The agile approach really comes into play during the design/build stage. We constantly develop and refine, and get continuous feedback from the customer to make sure we’re matching their expectations. These refinements and feedback reviews are known as iterations and can occur as frequently as weekly. Typically we would have a set number of iterations scheduled to meet project timelines; however, these are frequently adjusted as required.
When it comes to change requests, only business requirement changes or significant design changes need to go through a formal process. In other words, changes that affect the timeline, scope, or cost of the overall project. Any other change gets documented and logged, allowing development to keep moving ahead while ensuring we’re aligned to the original business goals.
During this stage all technical design gets documented in the Solution Design Document. This document maps back to the BRD and illustrates how each of the business requirements were met. It’s not a technical or user training guide, nor is it a test document — but it can form the basis of one.
Next is the User Acceptance Sign-Off, indicating that the production candidate is ready for implementation. That’s followed by the final gate, Project Closure. This last gate is often skipped, but it’s important for many enterprises at the end of the project to make sure that the charter, requirements document, and all appropriate signoffs have been received, along with a final check that all the requirements have been met along the way. It’s also a chance to gather “lessons learned”, document any known issues, identify elements that are out of the scope of the original BRD, and suggest future steps and projects.
In summary: The hybrid agile-waterfall approach really is the best of both worlds.

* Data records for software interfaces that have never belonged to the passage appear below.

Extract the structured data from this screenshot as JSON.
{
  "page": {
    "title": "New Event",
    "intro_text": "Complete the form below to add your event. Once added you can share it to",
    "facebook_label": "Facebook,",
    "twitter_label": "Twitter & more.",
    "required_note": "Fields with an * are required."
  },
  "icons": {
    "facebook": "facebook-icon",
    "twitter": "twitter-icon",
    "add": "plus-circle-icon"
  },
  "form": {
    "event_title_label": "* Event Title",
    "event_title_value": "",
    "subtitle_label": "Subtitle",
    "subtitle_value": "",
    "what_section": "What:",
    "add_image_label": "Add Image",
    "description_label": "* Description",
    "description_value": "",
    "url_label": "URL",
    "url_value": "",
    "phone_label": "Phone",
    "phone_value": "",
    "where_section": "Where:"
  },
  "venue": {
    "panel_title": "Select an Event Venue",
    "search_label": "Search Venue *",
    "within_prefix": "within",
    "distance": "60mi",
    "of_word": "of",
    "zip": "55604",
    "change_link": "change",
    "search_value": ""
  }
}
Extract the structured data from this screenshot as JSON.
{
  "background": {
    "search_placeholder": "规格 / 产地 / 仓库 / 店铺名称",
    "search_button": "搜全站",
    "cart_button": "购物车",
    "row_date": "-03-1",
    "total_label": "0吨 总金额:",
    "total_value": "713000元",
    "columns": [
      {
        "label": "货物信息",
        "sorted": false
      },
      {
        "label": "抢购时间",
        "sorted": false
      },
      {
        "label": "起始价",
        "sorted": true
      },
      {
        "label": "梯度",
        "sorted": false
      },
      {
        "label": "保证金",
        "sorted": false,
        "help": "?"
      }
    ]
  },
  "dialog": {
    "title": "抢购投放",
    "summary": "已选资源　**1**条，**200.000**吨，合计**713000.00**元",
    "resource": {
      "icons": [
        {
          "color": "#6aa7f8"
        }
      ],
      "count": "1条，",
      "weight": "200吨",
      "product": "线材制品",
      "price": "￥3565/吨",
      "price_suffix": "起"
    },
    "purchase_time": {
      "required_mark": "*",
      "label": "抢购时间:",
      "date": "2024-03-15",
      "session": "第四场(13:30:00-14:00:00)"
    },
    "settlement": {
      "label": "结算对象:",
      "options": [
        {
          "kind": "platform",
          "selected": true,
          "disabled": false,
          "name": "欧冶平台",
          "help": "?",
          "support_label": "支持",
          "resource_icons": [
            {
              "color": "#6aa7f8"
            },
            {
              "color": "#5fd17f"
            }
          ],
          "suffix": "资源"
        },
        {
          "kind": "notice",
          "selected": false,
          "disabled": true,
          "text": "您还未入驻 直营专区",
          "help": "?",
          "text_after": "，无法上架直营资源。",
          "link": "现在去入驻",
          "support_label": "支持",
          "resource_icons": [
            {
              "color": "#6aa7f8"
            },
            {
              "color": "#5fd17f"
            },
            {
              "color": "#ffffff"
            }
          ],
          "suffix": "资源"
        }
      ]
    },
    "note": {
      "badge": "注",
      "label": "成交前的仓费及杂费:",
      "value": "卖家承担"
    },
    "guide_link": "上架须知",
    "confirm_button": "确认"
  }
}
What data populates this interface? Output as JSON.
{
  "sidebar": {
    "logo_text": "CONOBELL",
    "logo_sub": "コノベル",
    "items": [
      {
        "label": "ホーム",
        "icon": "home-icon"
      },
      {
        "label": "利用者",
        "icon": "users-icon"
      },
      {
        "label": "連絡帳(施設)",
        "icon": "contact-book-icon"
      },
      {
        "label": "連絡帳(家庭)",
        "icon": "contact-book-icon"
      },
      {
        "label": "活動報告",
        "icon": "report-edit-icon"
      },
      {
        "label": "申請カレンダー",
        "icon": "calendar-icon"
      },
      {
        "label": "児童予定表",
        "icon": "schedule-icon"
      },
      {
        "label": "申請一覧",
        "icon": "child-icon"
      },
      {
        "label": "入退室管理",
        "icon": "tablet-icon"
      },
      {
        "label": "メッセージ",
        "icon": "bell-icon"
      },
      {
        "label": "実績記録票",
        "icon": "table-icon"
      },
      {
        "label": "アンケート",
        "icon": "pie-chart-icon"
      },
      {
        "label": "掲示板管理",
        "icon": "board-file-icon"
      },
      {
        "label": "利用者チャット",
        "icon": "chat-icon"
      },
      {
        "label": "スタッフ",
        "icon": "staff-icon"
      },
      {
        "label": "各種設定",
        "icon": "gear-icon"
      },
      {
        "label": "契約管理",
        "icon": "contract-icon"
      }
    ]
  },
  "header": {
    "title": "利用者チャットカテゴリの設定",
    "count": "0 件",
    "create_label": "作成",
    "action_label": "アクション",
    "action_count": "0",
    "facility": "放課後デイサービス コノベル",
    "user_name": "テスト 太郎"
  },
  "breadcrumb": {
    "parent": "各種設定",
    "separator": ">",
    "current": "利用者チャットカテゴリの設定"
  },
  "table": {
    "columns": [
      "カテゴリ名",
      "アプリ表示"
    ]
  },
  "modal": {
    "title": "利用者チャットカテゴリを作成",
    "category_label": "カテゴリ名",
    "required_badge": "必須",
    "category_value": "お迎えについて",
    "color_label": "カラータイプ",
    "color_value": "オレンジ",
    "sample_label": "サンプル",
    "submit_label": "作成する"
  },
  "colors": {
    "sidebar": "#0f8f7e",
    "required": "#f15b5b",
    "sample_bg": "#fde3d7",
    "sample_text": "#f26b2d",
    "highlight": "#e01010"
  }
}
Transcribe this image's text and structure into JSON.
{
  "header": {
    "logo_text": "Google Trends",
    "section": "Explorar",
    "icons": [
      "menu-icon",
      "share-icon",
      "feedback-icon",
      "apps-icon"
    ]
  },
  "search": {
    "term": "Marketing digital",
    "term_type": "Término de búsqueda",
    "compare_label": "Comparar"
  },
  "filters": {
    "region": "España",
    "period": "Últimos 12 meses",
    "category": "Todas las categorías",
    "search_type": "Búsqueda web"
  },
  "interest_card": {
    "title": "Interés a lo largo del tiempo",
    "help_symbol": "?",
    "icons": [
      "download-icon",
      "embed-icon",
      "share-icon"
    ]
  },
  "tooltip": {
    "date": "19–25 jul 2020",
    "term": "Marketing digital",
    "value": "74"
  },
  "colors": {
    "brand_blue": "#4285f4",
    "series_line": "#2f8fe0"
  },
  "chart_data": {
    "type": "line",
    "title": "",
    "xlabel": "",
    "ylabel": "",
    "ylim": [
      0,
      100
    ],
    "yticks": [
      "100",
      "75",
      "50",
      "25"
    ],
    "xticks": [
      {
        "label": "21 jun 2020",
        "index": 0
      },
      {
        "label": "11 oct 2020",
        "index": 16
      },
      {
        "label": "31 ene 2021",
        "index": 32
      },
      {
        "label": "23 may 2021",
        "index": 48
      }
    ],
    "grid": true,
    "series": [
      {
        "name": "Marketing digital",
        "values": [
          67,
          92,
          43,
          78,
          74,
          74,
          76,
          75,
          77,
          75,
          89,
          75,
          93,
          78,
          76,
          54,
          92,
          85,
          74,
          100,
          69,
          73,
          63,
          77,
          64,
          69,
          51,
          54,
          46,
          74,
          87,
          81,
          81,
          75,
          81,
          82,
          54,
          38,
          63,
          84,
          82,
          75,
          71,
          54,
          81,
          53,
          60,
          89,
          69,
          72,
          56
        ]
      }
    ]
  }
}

It makes auditors and PMOs happy because they can see the gating process that they’re used to. It also allows our production services team to do a lot of build in a short period of time, keep the work very closely aligned to what the customer wants, and keep the project moving forward on time and on budget.